by Midnight Freemason Contributor
Robert H. Johnson
You're lodge's most important committee you didn't even know you had, is the Underplay Committee. Maybe you've even been on this committee and didn't even realize it!
Let me paint a quick picture--a petition comes into your lodge, the Master assigns the Investigation Committee. Assuming everything else went the correct and prescribed way, e.g. the man came into the lodge, met the brothers several times, then petitioned with his fees, it's now time for the Investigation Committee to vet this potential man.
This committee is so very important. The committee is charged with investigating the character of a man to determine whether or not he will be a good fit for Freemasonry and his local lodge. Questions the committee will often ask as primers are; "Do you believe in a supreme power?" "Do you have any felonies?" "Does your significant other understand and are they okay with you joining?"
Of course these are good questions to get started, and this my Brothers, is when the Investigation Committee much like a caterpillar transforms into a beautiful butterfly, does the opposite and devolves. Instead of rising to the occasion and asking the hard questions of a man to see if they meet the standards, we most often do something else.
We change into the Underplay Committee. The candidate will ask, "How much is this?" The committee chuckles and tells the prospective how cheap it is. When the prospective asks about the time commitment, the committee informs the man that he just has to get through the degrees and after that, it doesn't really matter how much he shows up. "It's okay, you don't *have* to be there." Challenging him to, "Put into it what he wants to get out of it." This puts the onus squarely on him.
We begin to throw everything of substance out the window, completely underplaying any responsibility or commitments we would ever hold to the perspective member.
While I was chatting the other night with a great friend and Brother, RWB:. Hamann, we got on this topic. It dawned on me that this practice is really no different than getting an American Express card. Except that maybe, the Amex folks run a better check on you before you're allowed to get the card than we do when allowing you to join. Think about it. You apply. You pay a yearly fee, (The original fee based Amex is likely more expensive than your dues, by the way.), and you can use the card when you want to. It sits in your wallet, just like your dues card, only used when you feel like employing its aid.
Why are we underplaying the commitments of being a Mason? Are we so scared to lose someone that we alter what should be and has historically been, the foundation of this organization? Are we scared that a man has shown interest and that we've invested some significant time in meeting the prospective, that it would be wasted if he were to shy away now? What are we scared of?
We have nothing to lose from doing our jobs. What we have to gain from proper investigation and having standards, is EVERYTHING.
RWB, Robert Johnson is the Managing Editor of the Midnight Freemasons blog. He is a Freemason out of the 1st N.E. District of Illinois. He currently serves as the Secretary of Waukegan Lodge No. 78 where he is a Past Master. He is also a Past District Deputy for the 1st N.E. District of Illinois.

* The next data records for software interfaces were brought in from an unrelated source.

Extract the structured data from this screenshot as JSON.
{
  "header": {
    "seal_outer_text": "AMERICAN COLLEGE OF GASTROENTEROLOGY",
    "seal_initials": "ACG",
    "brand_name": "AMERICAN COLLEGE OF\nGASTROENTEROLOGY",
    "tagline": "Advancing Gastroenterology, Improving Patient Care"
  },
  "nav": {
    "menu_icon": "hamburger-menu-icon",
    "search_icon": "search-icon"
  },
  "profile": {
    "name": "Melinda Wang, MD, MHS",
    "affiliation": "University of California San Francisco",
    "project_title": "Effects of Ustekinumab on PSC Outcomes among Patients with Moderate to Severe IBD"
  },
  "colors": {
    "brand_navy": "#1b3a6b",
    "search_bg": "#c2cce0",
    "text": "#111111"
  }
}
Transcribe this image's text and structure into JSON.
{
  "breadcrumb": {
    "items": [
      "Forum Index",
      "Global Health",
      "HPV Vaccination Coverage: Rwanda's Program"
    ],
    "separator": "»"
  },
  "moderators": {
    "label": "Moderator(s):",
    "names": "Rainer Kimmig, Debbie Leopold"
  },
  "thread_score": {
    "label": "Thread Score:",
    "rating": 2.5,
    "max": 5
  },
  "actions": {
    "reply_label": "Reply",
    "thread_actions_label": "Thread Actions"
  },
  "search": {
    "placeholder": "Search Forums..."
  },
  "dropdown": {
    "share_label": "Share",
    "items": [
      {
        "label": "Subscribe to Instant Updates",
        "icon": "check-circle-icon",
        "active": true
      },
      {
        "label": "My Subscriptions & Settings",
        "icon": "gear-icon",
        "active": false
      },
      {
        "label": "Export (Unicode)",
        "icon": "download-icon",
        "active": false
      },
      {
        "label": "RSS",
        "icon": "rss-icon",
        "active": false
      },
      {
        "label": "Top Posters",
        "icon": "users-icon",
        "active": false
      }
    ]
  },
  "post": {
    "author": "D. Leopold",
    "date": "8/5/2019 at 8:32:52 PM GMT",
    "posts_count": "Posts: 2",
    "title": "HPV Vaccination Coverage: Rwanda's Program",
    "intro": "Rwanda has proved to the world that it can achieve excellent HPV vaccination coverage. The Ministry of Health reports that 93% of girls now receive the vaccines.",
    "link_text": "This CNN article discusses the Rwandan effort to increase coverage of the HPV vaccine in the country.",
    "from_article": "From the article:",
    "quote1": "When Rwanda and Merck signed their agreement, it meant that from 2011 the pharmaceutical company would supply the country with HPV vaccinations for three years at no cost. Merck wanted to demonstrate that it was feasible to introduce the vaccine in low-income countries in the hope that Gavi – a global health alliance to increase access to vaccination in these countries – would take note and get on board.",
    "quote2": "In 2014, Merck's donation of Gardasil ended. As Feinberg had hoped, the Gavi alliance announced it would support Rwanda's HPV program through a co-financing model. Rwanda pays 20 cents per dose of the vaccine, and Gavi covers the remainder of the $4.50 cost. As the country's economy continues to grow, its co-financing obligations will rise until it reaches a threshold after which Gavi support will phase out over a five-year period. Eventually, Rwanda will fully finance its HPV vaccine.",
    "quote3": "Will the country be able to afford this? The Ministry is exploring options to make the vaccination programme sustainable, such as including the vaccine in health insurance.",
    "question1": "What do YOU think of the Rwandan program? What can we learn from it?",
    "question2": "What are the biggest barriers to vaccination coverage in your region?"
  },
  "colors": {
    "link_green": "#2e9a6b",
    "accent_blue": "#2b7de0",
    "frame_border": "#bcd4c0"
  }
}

Brother Johnson currently produces and hosts weekly Podcasts (internet radio programs) Whence Came You? & Masonic Radio Theatre which focus on topics relating to Freemasonry. He is also a co-host of The Masonic Roundtable, a Masonic talk show. He is a husband and father of four, works full time in the executive medical industry and is also an avid home brewer. He is the co-author of "It's Business Time - Adapting a Corporate Path for Freemasonry" and is currently working on a book of Masonic essays and one on Occult Anatomy to be released soon.
"There are no secrets."ReplyDelete
"We make men better through the working tools, which basically help us manage our time."
No. Seek and ye shall find. Knock and the door will be opened unto you.
Well, dang. I was a member of the committee and it wasn't even part of an investigation. Time to remedy this...ReplyDelete